Local Government and Rural Development (LGRD) Minister Md Tazul Islam on Thursday claimed that the dengue situation is under control.
"We've taken it as a challenge and it (dengue) is fully under control ... because all institutions are working together," he said after launching cleanliness and anti-mosquito week in Dhaka.
Tazul said 'failure to control dengue' means giving up. "But in reality, we haven't," he stressed.
The WHO on July 20 said the dengue situation is alarming in Bangladesh but it was not out of control.
Earlier this month, Dhaka South City Corporation (DSCC) Mayor Sayeed Khokon said the medicines they were using to kill the mosquitoes were "slightly less effective than promised".
But on Tuesday he said a joint research conducted by icddr,b and Centers for Disease Control and Prevention (CDC) showing ineffectiveness of insecticide against mosquitoes did not test samples of medicines used by DSCC.
Minister Tazul said the medicine is effective. "We've confirmed this after tests," he claimed.
Khokon, who accompanied Tazul, rejected a claim that the number of dengue patients was 3,00,000 and dubbed it a rumour. "We'll give a fitting reply by controlling dengue," he said.
He had previously admitted that the outbreak was relatively higher this year but stressed that the situation was "under control" and there was no reason to panic.
Dengue, a mosquito-borne disease, infected more than 8,500 people since the beginning of this year and claimed eight lives, according to official figures.
A total of 561 new dengue patients were hospitalised across the country on Wednesday. Of them, 559 were from Dhaka City, according to Dr Aysha Akter, Assistant Director at DGHS.
DSCC launched a campaign to destroy the breeding grounds of Aedes mosquito on July 21.
Mayor Khokon said 68 mobile medical teams are working on the ground.
The city corporation also conducted a road show to raise awareness against dengue, Chikunguniya and other mosquito-borne diseases.
What is dengue?
Dengue, a mosquito-borne viral infection, causes flu-like illness, and occasionally develops into a potentially lethal complication called severe dengue.

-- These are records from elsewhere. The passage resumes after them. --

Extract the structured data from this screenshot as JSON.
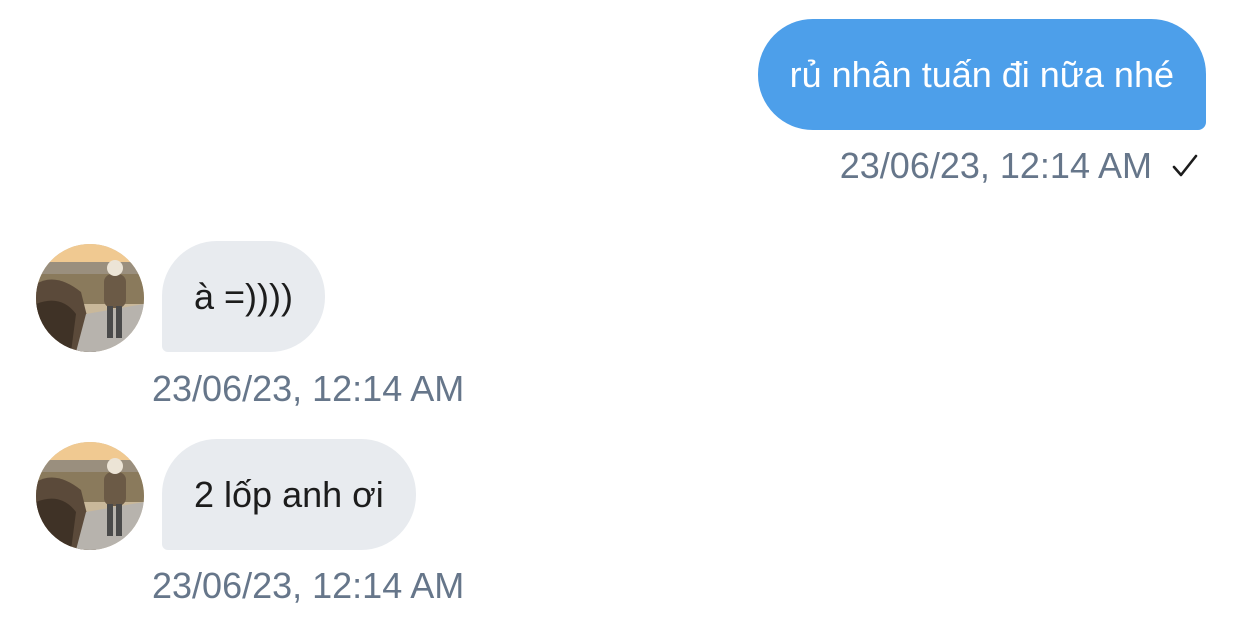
{
  "messages": [
    {
      "direction": "outgoing",
      "text": "rủ nhân tuấn đi nữa nhé",
      "timestamp": "23/06/23, 12:14 AM",
      "status_icon": "check-icon"
    },
    {
      "direction": "incoming",
      "text": "à =))))",
      "timestamp": "23/06/23, 12:14 AM",
      "avatar_icon": "avatar"
    },
    {
      "direction": "incoming",
      "text": "2 lốp anh ơi",
      "timestamp": "23/06/23, 12:14 AM",
      "avatar_icon": "avatar"
    }
  ],
  "colors": {
    "outgoing_bubble": "#4d9fea",
    "incoming_bubble": "#e8ebef",
    "timestamp": "#66768a"
  }
}
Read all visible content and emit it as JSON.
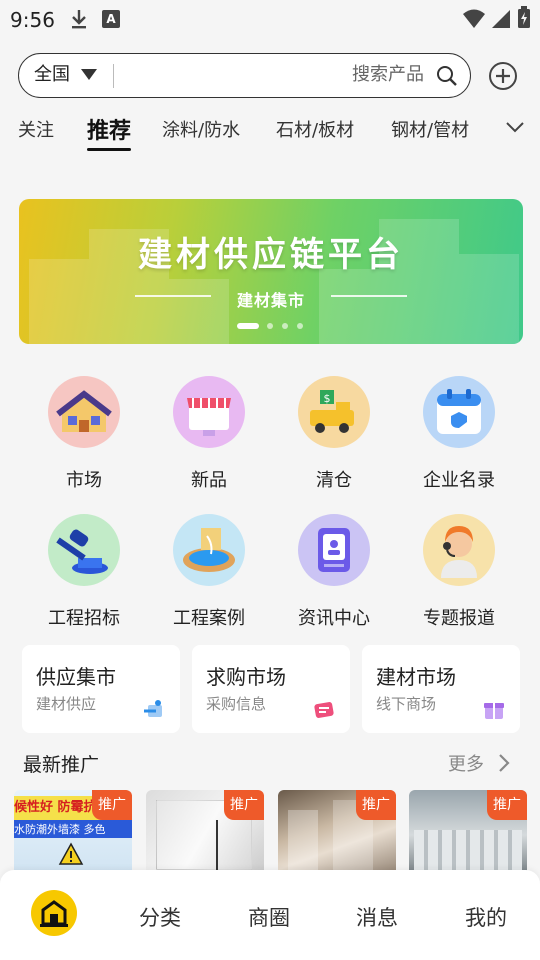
{
  "status": {
    "time": "9:56"
  },
  "search": {
    "region": "全国",
    "placeholder": "搜索产品"
  },
  "tabs": [
    {
      "label": "关注"
    },
    {
      "label": "推荐"
    },
    {
      "label": "涂料/防水"
    },
    {
      "label": "石材/板材"
    },
    {
      "label": "钢材/管材"
    }
  ],
  "banner": {
    "title": "建材供应链平台",
    "subtitle": "建材集市",
    "slides": 4,
    "active_slide": 1
  },
  "grid": [
    {
      "label": "市场",
      "icon": "house-icon",
      "color": "#f4b8b8"
    },
    {
      "label": "新品",
      "icon": "storefront-icon",
      "color": "#e6b6f0"
    },
    {
      "label": "清仓",
      "icon": "truck-icon",
      "color": "#f6d9a0"
    },
    {
      "label": "企业名录",
      "icon": "calendar-icon",
      "color": "#b8d4f5"
    },
    {
      "label": "工程招标",
      "icon": "gavel-icon",
      "color": "#bfe8c6"
    },
    {
      "label": "工程案例",
      "icon": "pool-icon",
      "color": "#bfe3f3"
    },
    {
      "label": "资讯中心",
      "icon": "news-icon",
      "color": "#c8c2f2"
    },
    {
      "label": "专题报道",
      "icon": "reporter-icon",
      "color": "#f6e0a8"
    }
  ],
  "cards": [
    {
      "title": "供应集市",
      "sub": "建材供应",
      "icon": "supply-icon",
      "color": "#2b8de8"
    },
    {
      "title": "求购市场",
      "sub": "采购信息",
      "icon": "purchase-icon",
      "color": "#ee4f7c"
    },
    {
      "title": "建材市场",
      "sub": "线下商场",
      "icon": "gift-icon",
      "color": "#a56ae8"
    }
  ],
  "section": {
    "title": "最新推广",
    "more": "更多"
  },
  "products": [
    {
      "tag": "推广",
      "text_top": "候性好 防霉抗",
      "text_mid": "水防潮外墙漆 多色"
    },
    {
      "tag": "推广"
    },
    {
      "tag": "推广"
    },
    {
      "tag": "推广"
    }
  ],
  "nav": [
    {
      "label": "首页",
      "icon": "home-icon"
    },
    {
      "label": "分类"
    },
    {
      "label": "商圈"
    },
    {
      "label": "消息"
    },
    {
      "label": "我的"
    }
  ],
  "colors": {
    "accent": "#f7c800",
    "promo": "#ee5a2a"
  }
}
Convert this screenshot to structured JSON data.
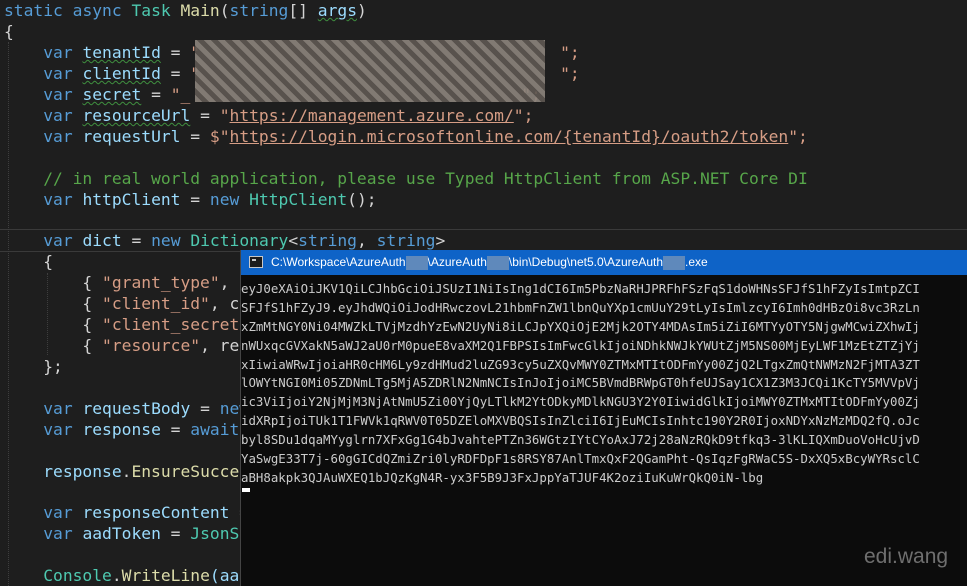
{
  "code": {
    "line_main": {
      "k1": "static",
      "k2": "async",
      "type": "Task",
      "fn": "Main",
      "p1": "(",
      "k3": "string",
      "p2": "[] ",
      "arg": "args",
      "p3": ")"
    },
    "brace_open": "{",
    "v_tenant": {
      "kw": "var",
      "name": "tenantId",
      "eq": " = ",
      "q1": "\"",
      "q2": "\";"
    },
    "v_client": {
      "kw": "var",
      "name": "clientId",
      "eq": " = ",
      "q1": "\"",
      "q2": "\";"
    },
    "v_secret": {
      "kw": "var",
      "name": "secret",
      "eq": " = ",
      "q1": "\"_",
      "q2": "\";"
    },
    "v_resource": {
      "kw": "var",
      "name": "resourceUrl",
      "eq": " = ",
      "q1": "\"",
      "url": "https://management.azure.com/",
      "q2": "\";"
    },
    "v_request": {
      "kw": "var",
      "name": "requestUrl",
      "eq": " = ",
      "q1": "$\"",
      "url": "https://login.microsoftonline.com/{tenantId}/oauth2/token",
      "q2": "\";"
    },
    "comment": "// in real world application, please use Typed HttpClient from ASP.NET Core DI",
    "v_http": {
      "kw": "var",
      "name": "httpClient",
      "eq": " = ",
      "new": "new",
      "type": "HttpClient",
      "tail": "();"
    },
    "v_dict": {
      "kw": "var",
      "name": "dict",
      "eq": " = ",
      "new": "new",
      "type": "Dictionary",
      "lt": "<",
      "t1": "string",
      "comma": ", ",
      "t2": "string",
      "gt": ">"
    },
    "brace_open2": "{",
    "kv1": {
      "lead": "{ ",
      "key": "\"grant_type\"",
      "rest": ", "
    },
    "kv2": {
      "lead": "{ ",
      "key": "\"client_id\"",
      "rest": ", c"
    },
    "kv3": {
      "lead": "{ ",
      "key": "\"client_secret"
    },
    "kv4": {
      "lead": "{ ",
      "key": "\"resource\"",
      "rest": ", re"
    },
    "brace_close": "};",
    "v_body": {
      "kw": "var",
      "name": "requestBody",
      "eq": " = ",
      "tail": "new"
    },
    "v_response": {
      "kw": "var",
      "name": "response",
      "eq": " = ",
      "tail": "await"
    },
    "ensure": {
      "obj": "response",
      "dot": ".",
      "fn": "EnsureSuccess"
    },
    "v_content": {
      "kw": "var",
      "name": "responseContent",
      "eq": " ="
    },
    "v_token": {
      "kw": "var",
      "name": "aadToken",
      "eq": " = ",
      "tail": "JsonSe"
    },
    "console_line": {
      "obj": "Console",
      "dot": ".",
      "fn": "WriteLine",
      "tail": "(aad"
    }
  },
  "console_window": {
    "title_a": "C:\\Workspace\\AzureAuth",
    "title_b": "\\AzureAuth",
    "title_c": "\\bin\\Debug\\net5.0\\AzureAuth",
    "title_d": ".exe",
    "output": [
      "eyJ0eXAiOiJKV1QiLCJhbGciOiJSUzI1NiIsIng1dCI6Im5PbzNaRHJPRFhFSzFqS1doWHNsSFJfS1hFZyIsImtpZCI",
      "SFJfS1hFZyJ9.eyJhdWQiOiJodHRwczovL21hbmFnZW1lbnQuYXp1cmUuY29tLyIsImlzcyI6Imh0dHBzOi8vc3RzLn",
      "xZmMtNGY0Ni04MWZkLTVjMzdhYzEwN2UyNi8iLCJpYXQiOjE2Mjk2OTY4MDAsIm5iZiI6MTYyOTY5NjgwMCwiZXhwIj",
      "nWUxqcGVXakN5aWJ2aU0rM0pueE8vaXM2Q1FBPSIsImFwcGlkIjoiNDhkNWJkYWUtZjM5NS00MjEyLWF1MzEtZTZjYj",
      "xIiwiaWRwIjoiaHR0cHM6Ly9zdHMud2luZG93cy5uZXQvMWY0ZTMxMTItODFmYy00ZjQ2LTgxZmQtNWMzN2FjMTA3ZT",
      "lOWYtNGI0Mi05ZDNmLTg5MjA5ZDRlN2NmNCIsInJoIjoiMC5BVmdBRWpGT0hfeUJSay1CX1Z3M3JCQi1KcTY5MVVpVj",
      "ic3ViIjoiY2NjMjM3NjAtNmU5Zi00YjQyLTlkM2YtODkyMDlkNGU3Y2Y0IiwidGlkIjoiMWY0ZTMxMTItODFmYy00Zj",
      "idXRpIjoiTUk1T1FWVk1qRWV0T05DZEloMXVBQSIsInZlciI6IjEuMCIsInhtc190Y2R0IjoxNDYxNzMzMDQ2fQ.oJc",
      "byl8SDu1dqaMYyglrn7XFxGg1G4bJvahtePTZn36WGtzIYtCYoAxJ72j28aNzRQkD9tfkq3-3lKLIQXmDuoVoHcUjvD",
      "YaSwgE33T7j-60gGICdQZmiZri0lyRDFDpF1s8RSY87AnlTmxQxF2QGamPht-QsIqzFgRWaC5S-DxXQ5xBcyWYRsclC",
      "aBH8akpk3QJAuWXEQ1bJQzKgN4R-yx3F5B9J3FxJppYaTJUF4K2oziIuKuWrQkQ0iN-lbg"
    ]
  },
  "watermark": "edi.wang"
}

Dengue viruses are spread to people through the bite of infected Aedes species mosquitoes. It is estimated that about half of the world's population is now at risk, according to WHO.
There is no specific treatment for dengue or severe dengue, but early detection and access to proper medical care lowers fatality rates below 1 percent.
Each year, up to 400 million people are infected with dengue, according to CDC. Approximately 100 million people get sick from infection, and 22,000 die from severe dengue.